So I think the main focus should be on getting schools open in a safe and healthy way. Only a small percentage of our primary-education-system dollars come from the federal government. And so what is being proposed and what has actually been given since March of last year is a more than doubling of federal education dollars going to local school systems. That's already been done. What the Biden administration wants to do is increase that again by 50%.

So I think rather than getting into the question of dollars and cents, I want to hear from teachers unions why they won't reopen and how they intend to get our children back into the classrooms so they can have the healthiest, both in terms of physical and mental and social welfare, the best results for our children.

So if they come up with a price tag connected with reopening the schools, I'm all ears as a policymaker. And whether it's 20 or 170, the point is opening the schools is going to be the best result. Rather than just pouring money out and saying, I hope you reopen, let's get a real plan. Let's get a national plan to make that happen rather than dragging along like we have been over the last couple of months, which is completely absurd given the size of our country, the wealth of our country, and the importance of education in our system.

ZACK GUZMAN: Yeah, and Congressman, just one last from me before we go too, kind of returning to your point on what we've seen from the Wall Street Bets crowd and Reddit traders here because there's a lot of interest in this on both sides of the aisle. It's interesting because, you know, some people could look at the power that we've now seen here with the GameStop moves and today's silver moves and say these traders are democratic heroes, you know, little guys banding together, using public info fair and square to move markets. And there's other people who are watching this play out and say, look, this is more power than we've ever seen, in some instances to move individual securities and could have broader implications on the market.

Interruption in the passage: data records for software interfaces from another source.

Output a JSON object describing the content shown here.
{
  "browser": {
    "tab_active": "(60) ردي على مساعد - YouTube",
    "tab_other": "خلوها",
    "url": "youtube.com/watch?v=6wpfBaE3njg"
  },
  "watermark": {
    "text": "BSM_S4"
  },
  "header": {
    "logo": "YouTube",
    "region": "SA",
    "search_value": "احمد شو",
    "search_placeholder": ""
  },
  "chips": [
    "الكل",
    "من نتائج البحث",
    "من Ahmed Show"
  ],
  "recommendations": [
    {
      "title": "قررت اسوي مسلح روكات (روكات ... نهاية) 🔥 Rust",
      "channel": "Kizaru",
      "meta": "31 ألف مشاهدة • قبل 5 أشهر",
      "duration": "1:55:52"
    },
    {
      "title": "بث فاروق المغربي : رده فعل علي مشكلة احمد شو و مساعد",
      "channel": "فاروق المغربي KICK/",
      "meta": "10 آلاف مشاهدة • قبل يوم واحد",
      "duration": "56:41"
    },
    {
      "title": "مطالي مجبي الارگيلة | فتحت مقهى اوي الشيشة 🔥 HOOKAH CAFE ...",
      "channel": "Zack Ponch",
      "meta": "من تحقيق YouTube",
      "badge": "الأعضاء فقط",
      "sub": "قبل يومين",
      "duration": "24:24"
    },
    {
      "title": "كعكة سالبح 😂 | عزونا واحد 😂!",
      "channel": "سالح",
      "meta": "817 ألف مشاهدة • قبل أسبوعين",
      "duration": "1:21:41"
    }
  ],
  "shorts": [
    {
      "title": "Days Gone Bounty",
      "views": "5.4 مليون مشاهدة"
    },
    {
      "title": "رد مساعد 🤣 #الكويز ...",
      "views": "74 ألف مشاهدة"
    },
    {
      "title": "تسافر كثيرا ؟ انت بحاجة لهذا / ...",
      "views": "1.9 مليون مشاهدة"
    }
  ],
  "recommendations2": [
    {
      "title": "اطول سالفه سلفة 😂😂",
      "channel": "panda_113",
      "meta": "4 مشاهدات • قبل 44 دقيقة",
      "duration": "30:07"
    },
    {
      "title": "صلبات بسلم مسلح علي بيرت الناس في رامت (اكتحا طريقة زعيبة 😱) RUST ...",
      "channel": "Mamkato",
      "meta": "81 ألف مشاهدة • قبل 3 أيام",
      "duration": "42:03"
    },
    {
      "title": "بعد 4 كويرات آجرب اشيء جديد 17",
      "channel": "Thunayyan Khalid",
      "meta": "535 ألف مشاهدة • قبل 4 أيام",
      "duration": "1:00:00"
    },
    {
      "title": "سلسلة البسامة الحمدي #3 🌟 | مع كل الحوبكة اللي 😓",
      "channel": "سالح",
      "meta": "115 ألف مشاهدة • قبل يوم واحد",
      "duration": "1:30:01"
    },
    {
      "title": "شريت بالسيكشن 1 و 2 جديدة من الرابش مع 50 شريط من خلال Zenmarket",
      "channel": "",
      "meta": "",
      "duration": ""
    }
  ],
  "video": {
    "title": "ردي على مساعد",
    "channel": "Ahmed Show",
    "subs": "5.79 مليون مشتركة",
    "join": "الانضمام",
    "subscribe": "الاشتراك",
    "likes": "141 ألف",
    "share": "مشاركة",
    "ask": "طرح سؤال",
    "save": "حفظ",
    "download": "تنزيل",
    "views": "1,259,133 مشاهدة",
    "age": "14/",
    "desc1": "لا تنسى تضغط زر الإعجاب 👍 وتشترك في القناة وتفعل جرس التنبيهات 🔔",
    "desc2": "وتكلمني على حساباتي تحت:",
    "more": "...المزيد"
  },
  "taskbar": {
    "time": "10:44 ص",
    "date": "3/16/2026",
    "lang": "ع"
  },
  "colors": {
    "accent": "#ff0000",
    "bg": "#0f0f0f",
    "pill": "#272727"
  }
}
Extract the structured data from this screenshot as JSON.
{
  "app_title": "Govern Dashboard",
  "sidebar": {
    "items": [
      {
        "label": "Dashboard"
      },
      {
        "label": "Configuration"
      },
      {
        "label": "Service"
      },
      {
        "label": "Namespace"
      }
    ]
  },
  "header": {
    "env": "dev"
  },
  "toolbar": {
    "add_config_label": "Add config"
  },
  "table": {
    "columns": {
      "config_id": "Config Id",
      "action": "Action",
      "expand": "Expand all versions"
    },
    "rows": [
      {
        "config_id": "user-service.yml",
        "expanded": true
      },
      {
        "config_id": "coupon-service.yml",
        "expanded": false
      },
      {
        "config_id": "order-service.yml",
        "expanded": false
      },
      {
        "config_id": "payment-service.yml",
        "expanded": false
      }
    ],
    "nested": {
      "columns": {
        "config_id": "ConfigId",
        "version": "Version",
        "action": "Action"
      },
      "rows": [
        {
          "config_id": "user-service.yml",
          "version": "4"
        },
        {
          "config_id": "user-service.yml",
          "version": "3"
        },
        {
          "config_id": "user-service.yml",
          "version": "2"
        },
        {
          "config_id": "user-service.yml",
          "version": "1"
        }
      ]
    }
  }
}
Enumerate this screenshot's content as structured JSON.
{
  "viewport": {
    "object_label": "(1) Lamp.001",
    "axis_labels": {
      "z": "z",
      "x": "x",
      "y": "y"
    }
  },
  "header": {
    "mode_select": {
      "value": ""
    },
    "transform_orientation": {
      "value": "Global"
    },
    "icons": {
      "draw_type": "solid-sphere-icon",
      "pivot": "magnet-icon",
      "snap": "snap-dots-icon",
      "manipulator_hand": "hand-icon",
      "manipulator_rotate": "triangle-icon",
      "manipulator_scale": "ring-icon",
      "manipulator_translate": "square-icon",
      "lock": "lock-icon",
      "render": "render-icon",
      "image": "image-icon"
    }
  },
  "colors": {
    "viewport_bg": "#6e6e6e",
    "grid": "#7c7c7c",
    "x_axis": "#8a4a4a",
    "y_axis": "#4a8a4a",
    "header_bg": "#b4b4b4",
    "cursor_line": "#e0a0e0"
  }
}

So where do you look at it in terms of some people saying they're heroes, some saying financial anarchists? What about your take?

PATRICK MCHENRY: Power to the people. Look, that's my key takeaway here. You're not going to stop people from talking to one another. You're not going to stop the use of technology.

Look, going back to the initial securities regulation in the United States, the first thing they responded to was the advent of the telephone, and they had to regulate around that. Now we're having the message boards. Reddit's been around for a long time. It's not even a new piece of technology.

So what I would tell you is the opening of finance is here to stay. We need to embrace it. We need to be more permissive of it. We need to open up our regulations and our laws to make it more equitable and available for everyone. Small and large need to have the same access to our markets so they can't make decisions for themselves, not government mandating it or a centralized approach mandating it but individuals making choices for themselves.

And we don't know how it's going to play out. We don't know how any market is going to play out. So buyer beware, but let's allow the people to make the decisions for themselves.

ZACK GUZMAN: I like getting interviews on power to the people. I appreciate the time. Congressman Patrick McHenry joining us from North Carolina alongside Yahoo Finance's Jessica Smith. Appreciate you both.